"I am 3/4ths Canadian, and one 4th New Englander - I had ancestors on both sides in the Revolutionary war." - Elizabeth Bishop

Monday, August 8, 2011

More about the Elizabeth Bishop Centenary Arts Festival

Travelers on the seashore route that connects Masstown, Great Village, Bass River, Economy and Five Islands have been admiring the stunning flower baskets and colourful banners on roadside poles, and perhaps wondering “What’s the occasion?”

The Elizabeth Bishop Centenary Arts Festival is a once in a lifetime happening that is raising the level of pride for all the communities of the Cobequid Bay Shore. The Festival, August 19, 20 and 21, features many free events open to everyone (full details at www.elizabethbishopns.org) plus writers’ workshops and three excellent concerts.

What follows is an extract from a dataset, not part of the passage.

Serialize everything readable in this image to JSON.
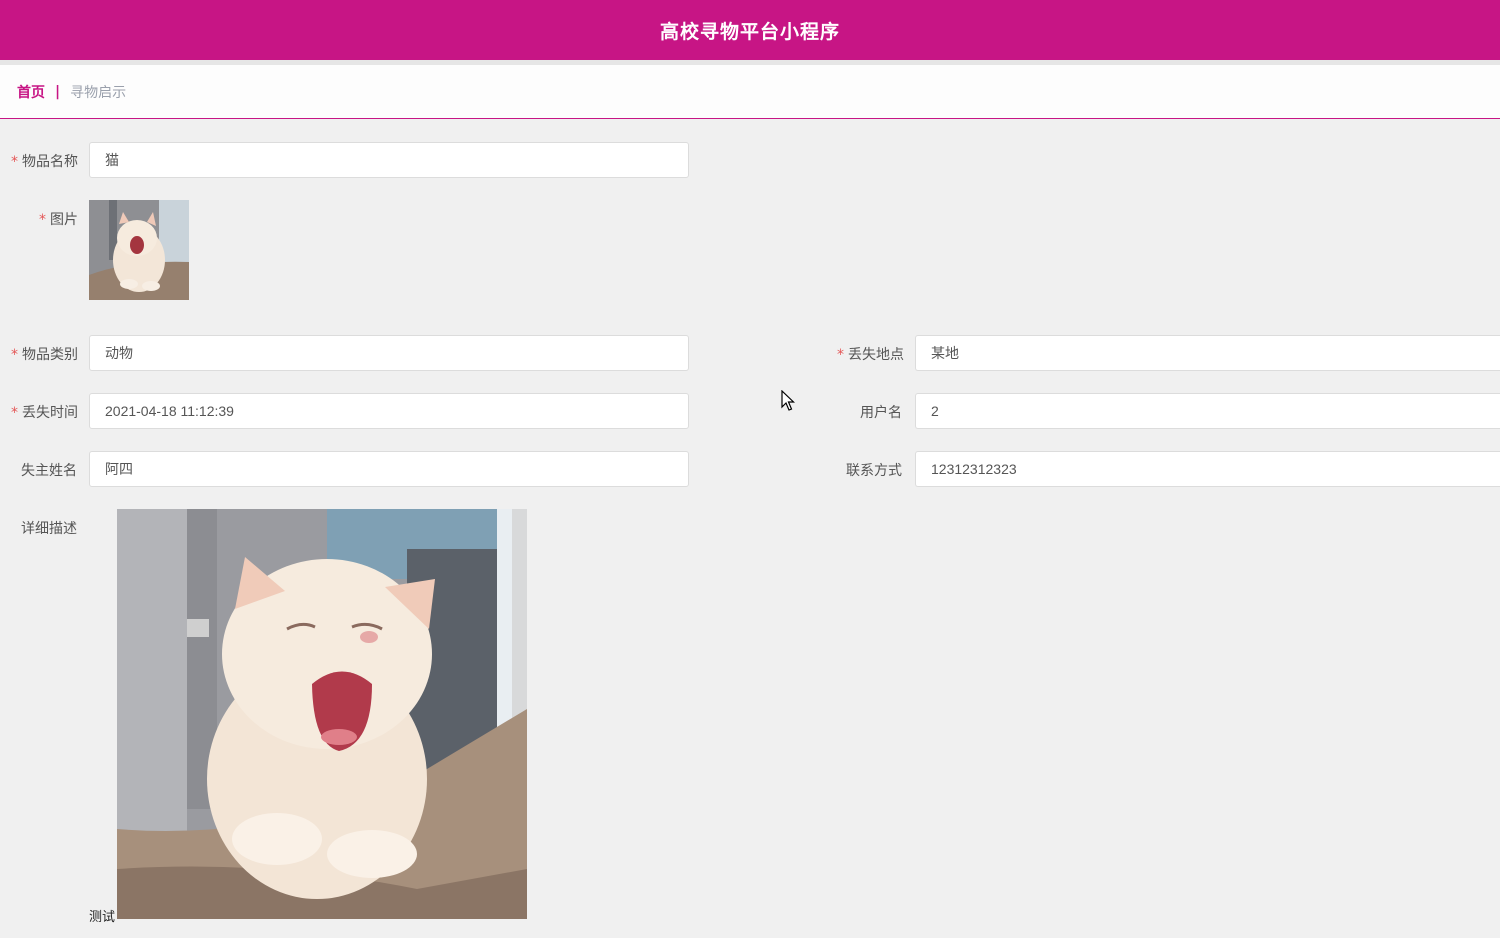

Volunteers from all of these communities have been planning together for two years to make this festival happen. Joy Laking, one of the local artists, designed the t-shirts and banners. "For over thirty-five years” says Laking, “I have lived and worked in the area and there has never been an event like this that includes all of the local communities. The banners and the flower baskets represent our pride in our area and our willingness to work together to keep our shore a wonderful, beautiful, vibrant place to call home."

Starry Night in Great Village, Painting by Joy Laking
(This colourful and expressive image is the one presented on the Arts Festival brochure and the banners that line the shore road. It has also been put on T-shirts, which will be for sale at the festival.)

Although most of the concerts and readings are taking place in Great Village, the ancestral home of beloved poet Elizabeth Bishop, there is also a full day of children’s activities in Bass River on Saturday, August 20, organized by the Bass River Heritage Society. A jamboree of Maritime blacksmiths will be on hand, forging metal, and providing the ring of the hammer on the anvil. Karen MacFarlane, the president of the Bass River Heritage Society is delighted to host the blacksmiths as a tribute to Mate Fisher, the Great Village blacksmith who moved to Bass River in Elizabeth Bishop’s day. It was the constant rhythm of the hammer that provided stability in Elizabeth’s fragmented world and it is the sound that underlies her most famous story called “In the Village.”

In Great Village, the festival includes a farmer’s market, readings by well-known authors Don McKay, Michael Crummey, Joan Clark, Anne Simpson, Sheree Fitch, Sandra Barry, and Mary Rose Donnelly) and three evenings of eclectic concerts. On Friday Lenore Zann presents a dramatic reading of a play about Elizabeth Bishop, “Running to Paradise,” with music by Rosalee Peppard. Saturday’s concert features Susan Crowe, Cindy Church and Raylene Rankin and on Sunday there’s a Musique Royale concert, “At the Fishhouses,” with Suzie Leblanc and Tempest Baroque. Throughout the festival there will be horse and wagon rides, guided walks and also Elizabeth Bishop House tours. On Sunday morning there will be an old-fashioned church service and a blueberry tea.

The Board-to-Boat Competition challenges everyone along the shore to participate. Families, young people (8 and up), community groups and Fire Departments, even the Colchester County Council, are invited to build a cardboard boat on site in Great Village and then there will be a walking parade of boats up to Logan Spencer’s pond where the actual racing begins at 5 p.m. on August 20. Prizes for the fastest, the prettiest and the best sinking will be awarded! Registration is $20 at Danny Smith’s Store in Great Village, refunded after participation in this event.

And there’s more: a display of paintings done recently in the area on a special artist’s weekend in June, and a book sale presented by Bookmark, Halifax’s beloved independent bookseller. Information, sales and registration can be found at the Great Village Legion. Elizabeth Bishop would be proud of her village, and happy to greet visitors to explore the wonders of the West Colchester Shore.

No comments:

Post a Comment